This particular gate awaits me at an intersection of paths where this dirt trail lopes south and my paved bike path curves northward to eventually circle Arvada Reservoir. This gate is my stopping point to catch my breath, sip my water and examine the plants.
Although I enjoy riding the dirt trail parallel to a dry ditch, the path is sometimes closed two miles south. The following sign is permanent, but the gate might be open as shown above or closed and locked, as it appears below. I haven’t figured out the logic between open and closed gate, nor does the sign give an accurate status for the trail which has, in fact, been open to ride much further than two miles despite this permanent sign!
Sticking to my ride clockwise around the Reservoir, by the time I reach this gate, I’ve mastered the long, gradual climb westbound and have only an oddly enjoyable series of steeper switchbacks to reach the top and coast down the other side.
Riding up any series of switchbacks brings back many memories.
On our Vermont ride, there were no switchbacks. There were notches (basically grades straight uphill). As one local explained, “We call ‘em notches because they are always a notch steeper than you wish they were.”
I’ve ridden all my life,, but I never participated in high-altitude or long-distance rides until I met Hub. Our years sharing those adventures – especially with my brother, Jim, and our friends, Joe and Laura, remain some of my favorite memories.
The first time Hub and I attempted to ride Vail Pass from the Frisco side (east to west), we encountered a series of steep, short switchbacks. If you’d asked me after that first ride how many switchbacks, I’d have panted “at least nine!”
Much to my surprise the next time I tackled that ride, some kind soul had reduced the number of switchbacks to three, and made them measurably easier. Isn’t that always the way with something unknown and challenging – the second time is much easier? And how do you come to that understanding except by being willing to challenge yourself the first time?
Riding Vail Pass from the Vail side (west to east) is considerably more challenging. Several miles of grinding gradual-but-tiring uphill on a road now closed to cars,
after which you gear up to dip steeply downhill passing under I-70 which looms far above. Immediately on the other side of the underpass, you make a sharp turn to the left while frantically gearing down to your lowest gear because the steep angle of climb is immediate and formidable. The one span of trail where switchbacks are desperately needed but the terrain doesn’t allow that luxury. (notice I don’t stop here for pictures)
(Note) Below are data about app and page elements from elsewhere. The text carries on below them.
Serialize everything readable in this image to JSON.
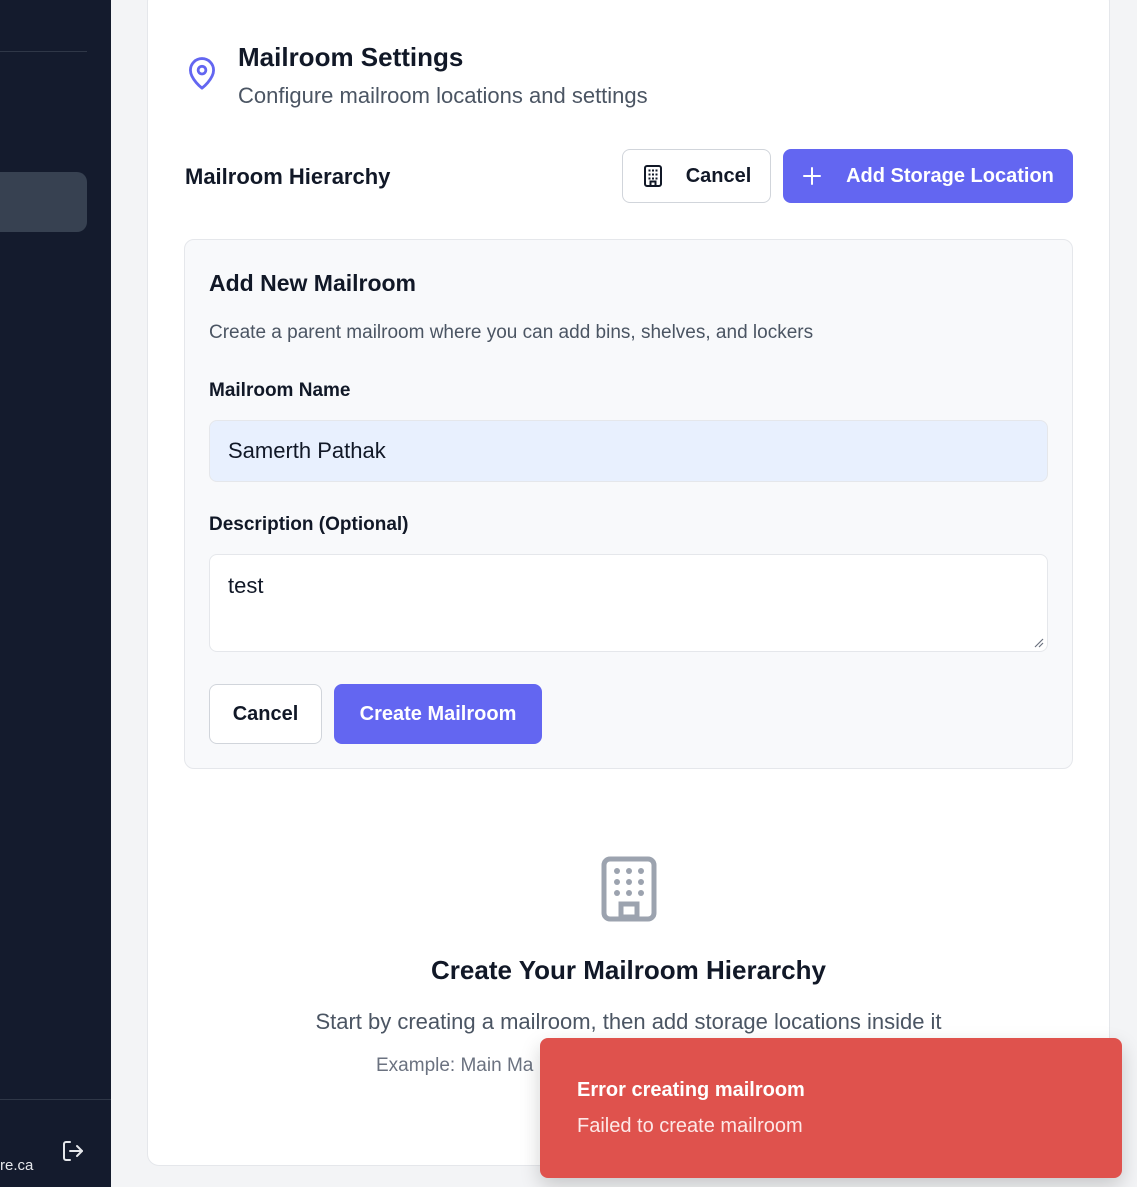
{
  "sidebar": {
    "email_fragment": "re.ca",
    "logout_icon": "logout-icon"
  },
  "header": {
    "title": "Mailroom Settings",
    "subtitle": "Configure mailroom locations and settings",
    "icon": "map-pin-icon"
  },
  "hierarchy": {
    "title": "Mailroom Hierarchy",
    "cancel_label": "Cancel",
    "add_storage_label": "Add Storage Location"
  },
  "form": {
    "title": "Add New Mailroom",
    "description": "Create a parent mailroom where you can add bins, shelves, and lockers",
    "name_label": "Mailroom Name",
    "name_value": "Samerth Pathak",
    "desc_label": "Description (Optional)",
    "desc_value": "test",
    "cancel_label": "Cancel",
    "create_label": "Create Mailroom"
  },
  "empty_state": {
    "title": "Create Your Mailroom Hierarchy",
    "subtitle": "Start by creating a mailroom, then add storage locations inside it",
    "example": "Example: Main Ma"
  },
  "toast": {
    "title": "Error creating mailroom",
    "message": "Failed to create mailroom",
    "color": "#df524d"
  },
  "colors": {
    "accent": "#6366f1",
    "sidebar": "#141b2d"
  }
}
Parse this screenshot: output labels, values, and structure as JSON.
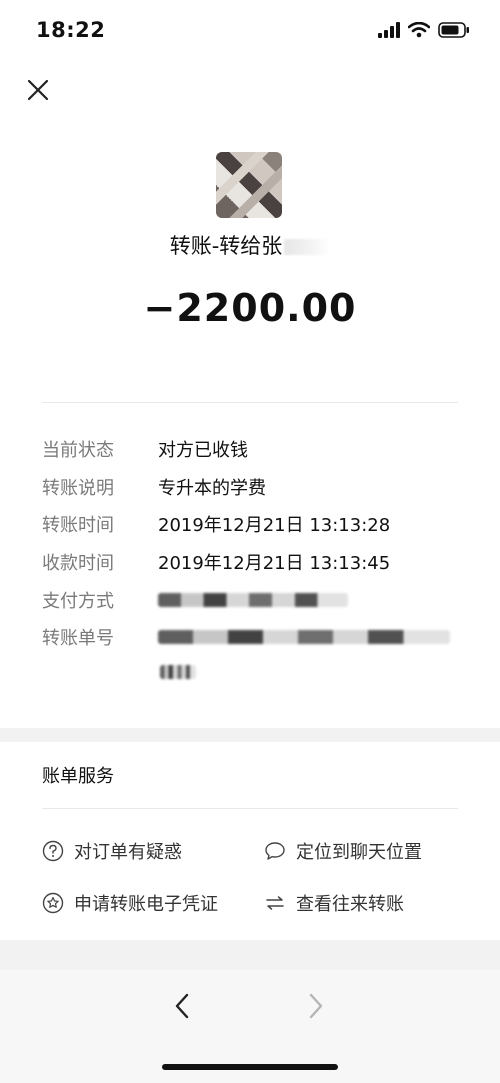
{
  "status_bar": {
    "time": "18:22"
  },
  "header": {
    "title": "转账-转给张",
    "amount": "−2200.00"
  },
  "details": [
    {
      "label": "当前状态",
      "value": "对方已收钱"
    },
    {
      "label": "转账说明",
      "value": "专升本的学费"
    },
    {
      "label": "转账时间",
      "value": "2019年12月21日 13:13:28"
    },
    {
      "label": "收款时间",
      "value": "2019年12月21日 13:13:45"
    },
    {
      "label": "支付方式",
      "value": ""
    },
    {
      "label": "转账单号",
      "value": ""
    }
  ],
  "services": {
    "title": "账单服务",
    "items": [
      {
        "label": "对订单有疑惑",
        "icon": "question-circle-icon"
      },
      {
        "label": "定位到聊天位置",
        "icon": "chat-bubble-icon"
      },
      {
        "label": "申请转账电子凭证",
        "icon": "star-circle-icon"
      },
      {
        "label": "查看往来转账",
        "icon": "swap-arrows-icon"
      }
    ]
  },
  "colors": {
    "label_gray": "#7a7a7a",
    "text": "#111111",
    "background": "#f2f2f2"
  }
}
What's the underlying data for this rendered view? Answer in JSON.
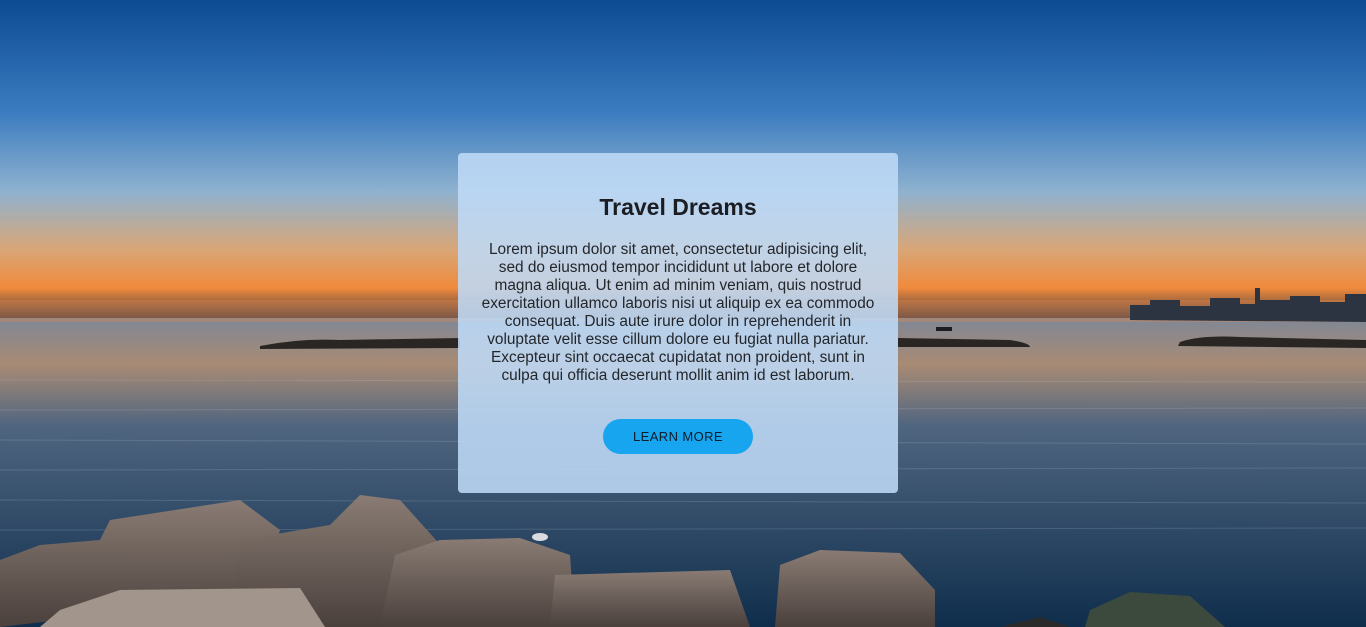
{
  "hero": {
    "title": "Travel Dreams",
    "body": "Lorem ipsum dolor sit amet, consectetur adipisicing elit, sed do eiusmod tempor incididunt ut labore et dolore magna aliqua. Ut enim ad minim veniam, quis nostrud exercitation ullamco laboris nisi ut aliquip ex ea commodo consequat. Duis aute irure dolor in reprehenderit in voluptate velit esse cillum dolore eu fugiat nulla pariatur. Excepteur sint occaecat cupidatat non proident, sunt in culpa qui officia deserunt mollit anim id est laborum.",
    "button_label": "LEARN MORE"
  },
  "colors": {
    "button": "#16a5ee",
    "card_background": "#bedaf6"
  },
  "background": "sunset-sea-with-rocks"
}
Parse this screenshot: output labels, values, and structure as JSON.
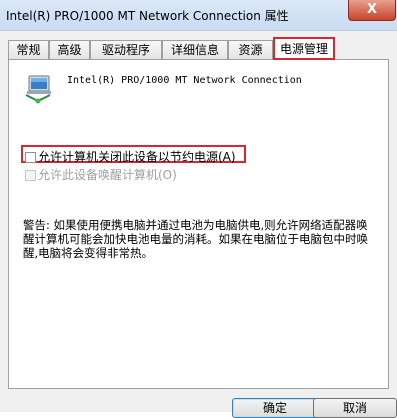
{
  "window": {
    "title": "Intel(R) PRO/1000 MT Network Connection 属性",
    "close_label": "X"
  },
  "tabs": [
    {
      "label": "常规"
    },
    {
      "label": "高级"
    },
    {
      "label": "驱动程序"
    },
    {
      "label": "详细信息"
    },
    {
      "label": "资源"
    },
    {
      "label": "电源管理",
      "active": true
    }
  ],
  "panel": {
    "adapter_name": "Intel(R) PRO/1000 MT Network Connection",
    "icon": "network-adapter-icon",
    "options": [
      {
        "label": "允许计算机关闭此设备以节约电源(A)",
        "checked": false,
        "enabled": true,
        "highlighted": true
      },
      {
        "label": "允许此设备唤醒计算机(O)",
        "checked": false,
        "enabled": false
      }
    ],
    "warning": "警告: 如果使用便携电脑并通过电池为电脑供电,则允许网络适配器唤醒计算机可能会加快电池电量的消耗。如果在电脑位于电脑包中时唤醒,电脑将会变得非常热。"
  },
  "buttons": {
    "ok_label": "确定",
    "cancel_label": "取消"
  },
  "colors": {
    "highlight": "#d9272e",
    "titlebar": "#c9dcf2"
  }
}
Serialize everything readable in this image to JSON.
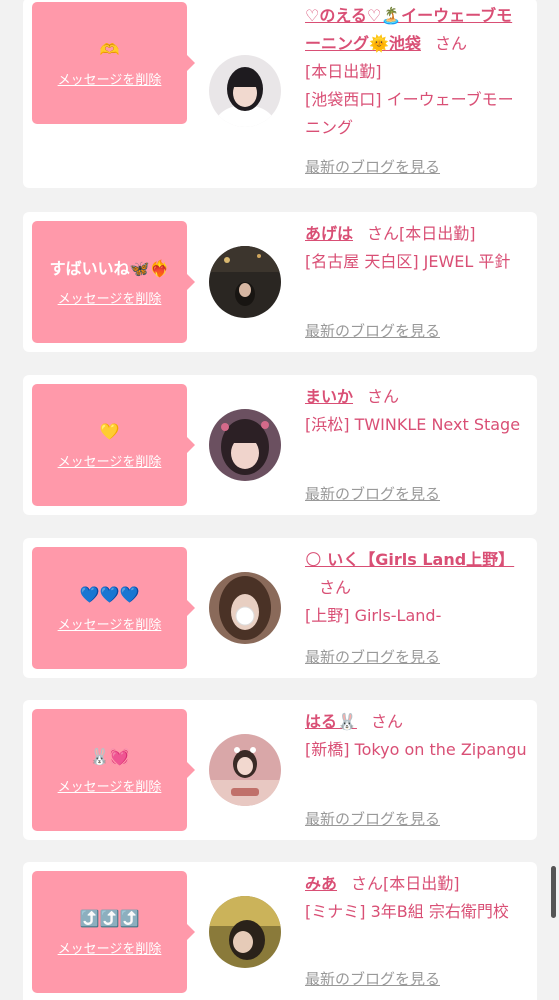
{
  "common": {
    "delete_label": "メッセージを削除",
    "san_label": "さん",
    "blog_link": "最新のブログを見る"
  },
  "cards": [
    {
      "message": "🫶",
      "name": "♡のえる♡🏝️イーウェーブモーニング🌞池袋",
      "status": "[本日出勤]",
      "shop": "[池袋西口] イーウェーブモーニング"
    },
    {
      "message": "すばいいね🦋❤️‍🔥",
      "name": "あげは",
      "status": "[本日出勤]",
      "shop": "[名古屋 天白区] JEWEL 平針"
    },
    {
      "message": "💛",
      "name": "まいか",
      "status": "",
      "shop": "[浜松] TWINKLE Next Stage"
    },
    {
      "message": "💙💙💙",
      "name": "🌕 いく【Girls Land上野】",
      "status": "",
      "shop": "[上野] Girls-Land-"
    },
    {
      "message": "🐰💓",
      "name": "はる🐰",
      "status": "",
      "shop": "[新橋] Tokyo on the Zipangu"
    },
    {
      "message": "⤴️⤴️⤴️",
      "name": "みあ",
      "status": "[本日出勤]",
      "shop": "[ミナミ] 3年B組 宗右衛門校"
    }
  ]
}
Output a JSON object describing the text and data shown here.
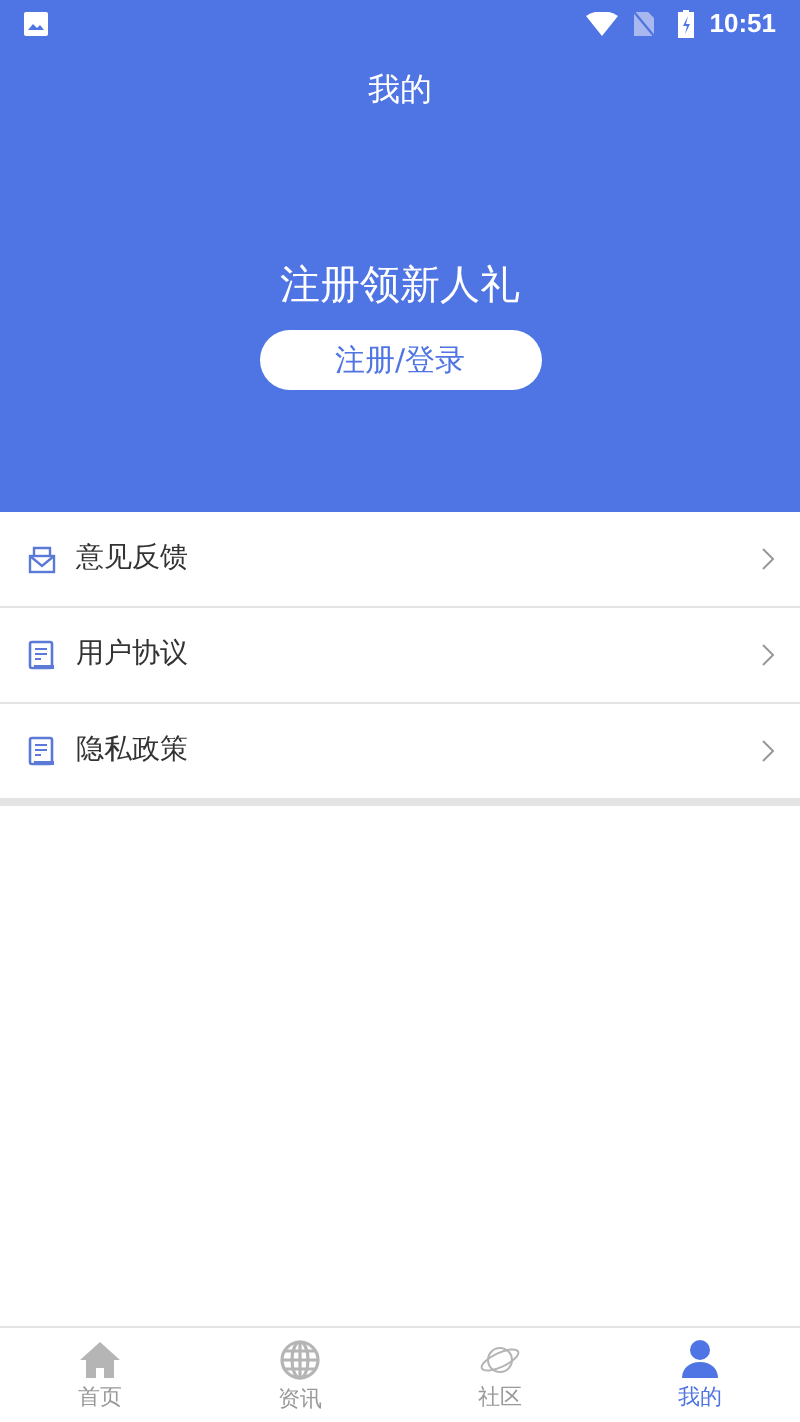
{
  "status_bar": {
    "time": "10:51"
  },
  "header": {
    "title": "我的",
    "promo": "注册领新人礼",
    "button": "注册/登录"
  },
  "menu": [
    {
      "label": "意见反馈",
      "kind": "mail"
    },
    {
      "label": "用户协议",
      "kind": "document"
    },
    {
      "label": "隐私政策",
      "kind": "document"
    }
  ],
  "tabs": [
    {
      "label": "首页",
      "kind": "home",
      "selected": false
    },
    {
      "label": "资讯",
      "kind": "globe",
      "selected": false
    },
    {
      "label": "社区",
      "kind": "planet",
      "selected": false
    },
    {
      "label": "我的",
      "kind": "user",
      "selected": true
    }
  ]
}
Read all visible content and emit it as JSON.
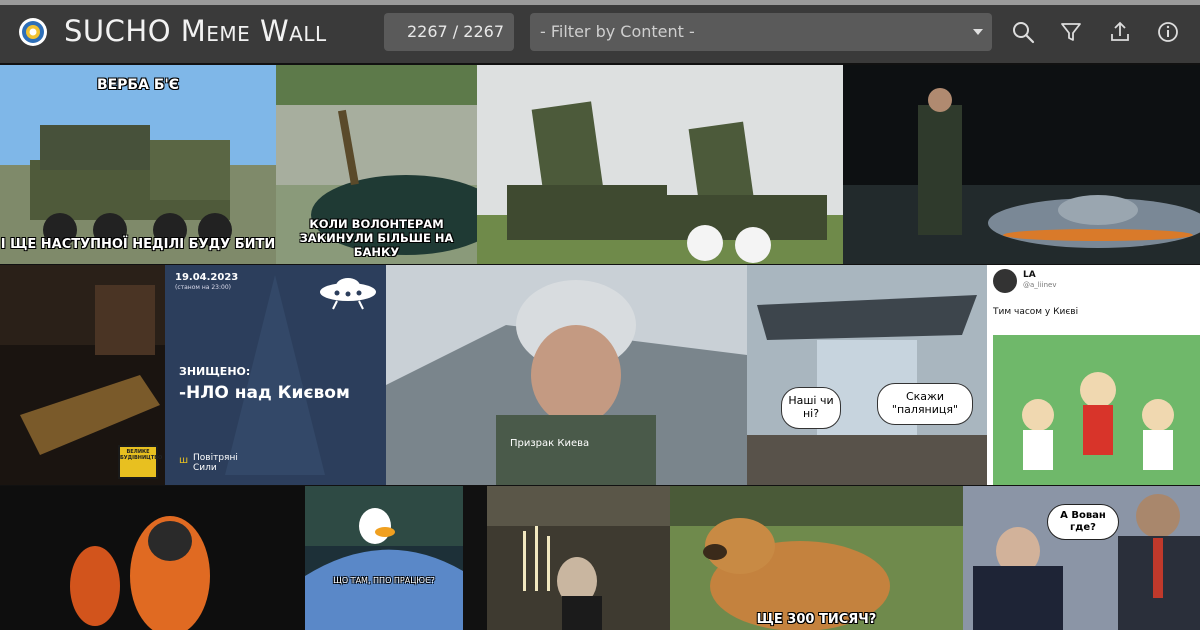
{
  "header": {
    "app_title": "SUCHO Meme Wall",
    "counter": "2267 / 2267",
    "filter_placeholder": "- Filter by Content -",
    "tools": [
      "search-icon",
      "filter-icon",
      "upload-icon",
      "info-icon"
    ]
  },
  "memes": {
    "verba_top": "ВЕРБА Б'Є",
    "verba_bottom": "І ЩЕ НАСТУПНОЇ НЕДІЛІ БУДУ БИТИ",
    "volunteers": "КОЛИ ВОЛОНТЕРАМ ЗАКИНУЛИ БІЛЬШЕ НА БАНКУ",
    "dark_badge": "ВЕЛИКЕ БУДІВНИЦТВО",
    "ufo_date": "19.04.2023",
    "ufo_time": "(станом на 23:00)",
    "ufo_destroyed": "ЗНИЩЕНО:",
    "ufo_item": "-НЛО над Києвом",
    "ufo_footer": "Повітряні Сили",
    "pilot_caption": "Призрак Киева",
    "ship_bubble_left": "Наші чи ні?",
    "ship_bubble_right": "Скажи \"паляниця\"",
    "tweet_name": "LA",
    "tweet_handle": "@a_liinev",
    "tweet_text": "Тим часом у Києві",
    "duck_caption": "ЩО ТАМ, ППО ПРАЦЮЄ?",
    "dog_caption": "ЩЕ 300 ТИСЯЧ?",
    "vovan_bubble": "А Вован где?"
  },
  "colors": {
    "header_bg": "#3a3a3a",
    "field_bg": "#5a5a5a",
    "ufo_panel_bg": "#2c3e5c"
  }
}
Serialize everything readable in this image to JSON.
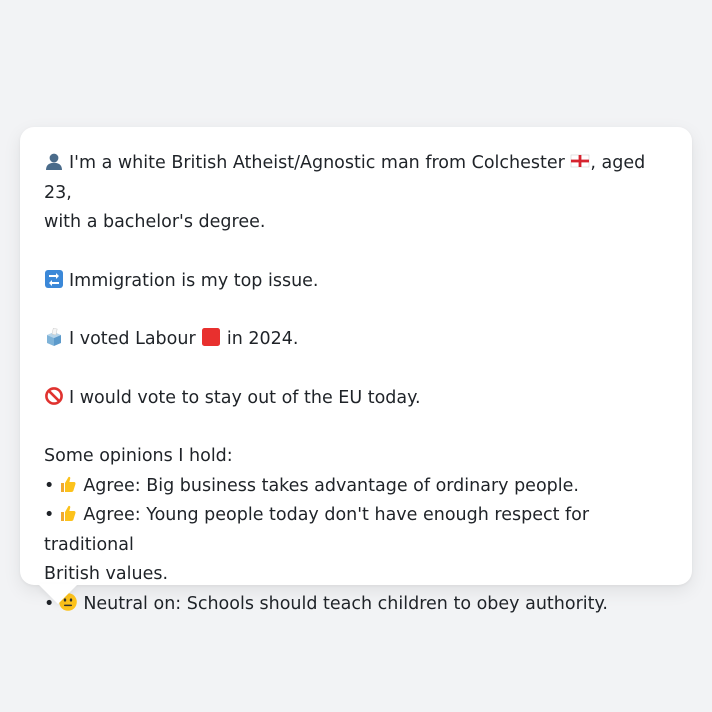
{
  "persona": {
    "intro_a": "I'm a white British Atheist/Agnostic man from Colchester",
    "intro_b": ", aged 23,",
    "intro_c": "with a bachelor's degree.",
    "issue": "Immigration is my top issue.",
    "vote_a": "I voted Labour",
    "vote_b": "in 2024.",
    "eu": "I would vote to stay out of the EU today.",
    "opinions_heading": "Some opinions I hold:",
    "bullet": "•",
    "opinions": [
      {
        "icon": "thumbs-up-icon",
        "text": "Agree: Big business takes advantage of ordinary people."
      },
      {
        "icon": "thumbs-up-icon",
        "text": "Agree: Young people today don't have enough respect for traditional"
      },
      {
        "icon": "",
        "text": "British values."
      },
      {
        "icon": "neutral-face-icon",
        "text": "Neutral on: Schools should teach children to obey authority."
      }
    ]
  },
  "colors": {
    "background": "#f2f3f5",
    "bubble": "#ffffff",
    "text": "#1f2328",
    "labour_red": "#e8302e",
    "arrows_blue": "#3b88d8"
  }
}
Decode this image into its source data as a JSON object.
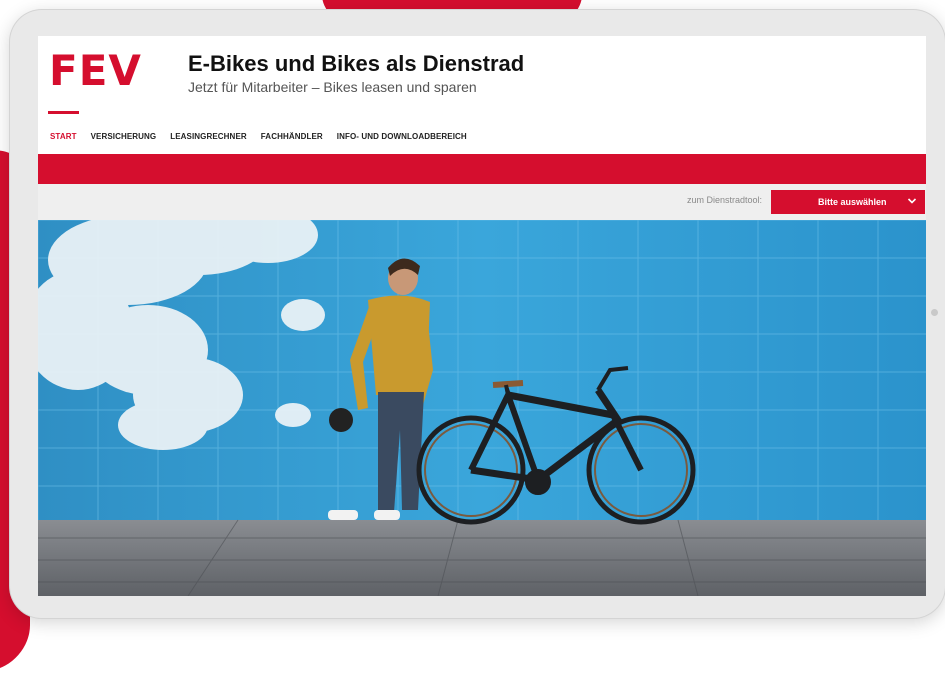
{
  "brand": {
    "logo_text": "FEV",
    "accent_color": "#d50e2e"
  },
  "header": {
    "title": "E-Bikes und Bikes als Dienstrad",
    "subtitle": "Jetzt für Mitarbeiter – Bikes leasen und sparen"
  },
  "nav": {
    "items": [
      {
        "label": "START",
        "active": true
      },
      {
        "label": "VERSICHERUNG",
        "active": false
      },
      {
        "label": "LEASINGRECHNER",
        "active": false
      },
      {
        "label": "FACHHÄNDLER",
        "active": false
      },
      {
        "label": "INFO- UND DOWNLOADBEREICH",
        "active": false
      }
    ]
  },
  "tool": {
    "label": "zum Dienstradtool:",
    "select_value": "Bitte auswählen",
    "chevron_icon": "chevron-down-icon"
  },
  "hero": {
    "image": "man-with-e-bike-photo",
    "description_icon": "photo"
  }
}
If you make it up that impossible grade without having a heart attack, the rest of the climb is a comparatively manageable meandering climb.
Total climb is from altitude 8120 feet in Vail to 10,662 feet at the top of Vail pass. Generally it’s a wild and wooly scream back down from the top. But one time the wind was blowing in our faces in such fierce gusts that we had to pedal in low gear the whole way down. It was like riding up to the top twice in one day. Utter exhaustion.
The door to the condo was a welcome sight that afternoon!
This post is linked to Norm Frampton’s Thursday Doors. Thank you, Norm!